The Church of Sea and Land, founded to minister to needy mariners and their families on New York’s Lower East Side and dedicated in 1819, had recently been saved from financial ruin through the efforts of Rev. Charles H. Parkhurst, the influential pastor at the Madison Square Presbyterian Church where the Ludington family were active members throughout the winter months. “The Church of the Sea and Land has recently become part of the mission work of Rev. Parkhurst’s congregation,” a newsletter reported in 1894.
Ethel Ludington’s love of flowers would later find expression in the luxuriant formal gardens she designed at her Clovelly estate near Philadelphia and in her contributions to the Philadelphia Garden Club. At age 32, when she spent most of July in Gloucester sitting for Miss Beaux’s portrait, she selected from her extensive wardrobe a diaphanous black jacket of old lace and gauzy square-neck white blouse. As accessories, she chose an emerald pendant, a slender vine-like green scarf that twined into her lap, and a pair of white camellias to decorate her glossy black hair. “Ethel showed us last evening a Kodak of her portrait in the charcoal stage just to show the pose & outlines. It was very spirited, & promises well,” a family member noted in early August.

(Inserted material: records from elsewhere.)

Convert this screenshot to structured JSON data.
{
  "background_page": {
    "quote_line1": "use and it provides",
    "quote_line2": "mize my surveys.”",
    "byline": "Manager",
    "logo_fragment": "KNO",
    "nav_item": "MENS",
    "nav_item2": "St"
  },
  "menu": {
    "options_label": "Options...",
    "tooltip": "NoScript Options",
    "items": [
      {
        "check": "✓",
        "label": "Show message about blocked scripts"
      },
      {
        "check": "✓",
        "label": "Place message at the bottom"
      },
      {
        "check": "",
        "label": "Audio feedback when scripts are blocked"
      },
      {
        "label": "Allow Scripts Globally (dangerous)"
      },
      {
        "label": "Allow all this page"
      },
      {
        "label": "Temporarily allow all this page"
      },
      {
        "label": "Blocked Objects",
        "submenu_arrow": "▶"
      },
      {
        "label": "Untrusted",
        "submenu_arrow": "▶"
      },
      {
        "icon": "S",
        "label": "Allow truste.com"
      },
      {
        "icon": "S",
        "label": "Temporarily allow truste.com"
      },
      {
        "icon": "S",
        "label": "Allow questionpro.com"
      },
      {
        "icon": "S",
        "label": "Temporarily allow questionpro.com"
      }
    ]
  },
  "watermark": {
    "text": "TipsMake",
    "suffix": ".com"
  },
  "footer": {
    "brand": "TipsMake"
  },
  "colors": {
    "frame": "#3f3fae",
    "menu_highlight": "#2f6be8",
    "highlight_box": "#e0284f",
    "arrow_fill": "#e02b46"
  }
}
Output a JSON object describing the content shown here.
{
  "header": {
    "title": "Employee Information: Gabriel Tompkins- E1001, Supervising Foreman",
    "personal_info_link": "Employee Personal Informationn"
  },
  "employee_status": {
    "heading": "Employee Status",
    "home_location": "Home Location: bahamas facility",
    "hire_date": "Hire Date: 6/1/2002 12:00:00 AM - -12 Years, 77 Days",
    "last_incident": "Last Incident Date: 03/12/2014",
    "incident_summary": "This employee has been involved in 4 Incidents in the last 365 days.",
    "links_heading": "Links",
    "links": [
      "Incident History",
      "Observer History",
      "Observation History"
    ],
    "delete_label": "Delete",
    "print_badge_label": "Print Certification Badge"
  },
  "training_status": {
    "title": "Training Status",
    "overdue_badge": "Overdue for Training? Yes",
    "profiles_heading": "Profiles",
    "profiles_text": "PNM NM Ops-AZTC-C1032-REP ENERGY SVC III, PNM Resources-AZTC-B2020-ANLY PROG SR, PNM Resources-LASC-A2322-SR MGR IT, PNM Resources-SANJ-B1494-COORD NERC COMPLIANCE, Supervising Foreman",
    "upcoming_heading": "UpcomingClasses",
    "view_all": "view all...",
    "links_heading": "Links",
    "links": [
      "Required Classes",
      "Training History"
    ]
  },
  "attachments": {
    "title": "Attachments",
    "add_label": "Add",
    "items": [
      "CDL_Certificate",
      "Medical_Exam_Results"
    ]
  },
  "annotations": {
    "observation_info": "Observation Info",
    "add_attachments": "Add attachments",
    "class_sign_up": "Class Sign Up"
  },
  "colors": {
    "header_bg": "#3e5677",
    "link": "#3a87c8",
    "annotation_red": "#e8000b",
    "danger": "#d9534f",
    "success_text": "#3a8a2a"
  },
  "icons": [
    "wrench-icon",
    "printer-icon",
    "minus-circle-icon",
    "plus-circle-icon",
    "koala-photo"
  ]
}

Cecilia Beaux on her terrace, Gloucester, 1911. Cecilia Beaux Papers, Archives of American Art, Smithsonian Institution
Clovelly gardens, Ardmore, Pennsylvania, ca. 1915. Ethel Saltus Ludington (memorial booklet), privately published, n.d. Object files, Florence Griswold Museum, Gift of the Ludington Family
 Ethel Saltus Ludington diaries, passim, Ludington Family Collection.
 “A Beautiful Charity: Opening Day at the Flower and Fruit Missions,” The New York Times, May 6, 1879.
 Katharine Ludington to Helen Gilman Noyes, September 1887, Brown Gilman Family Papers, New York Public Library.
 Christian Work Newspaper 57:410 (September 13, 1894).
 Helen Abia Gilman Noyes to Helen Gilman Noyes Brown, August 3, 1903, Brown Gilman Family Papers, New York Public Library.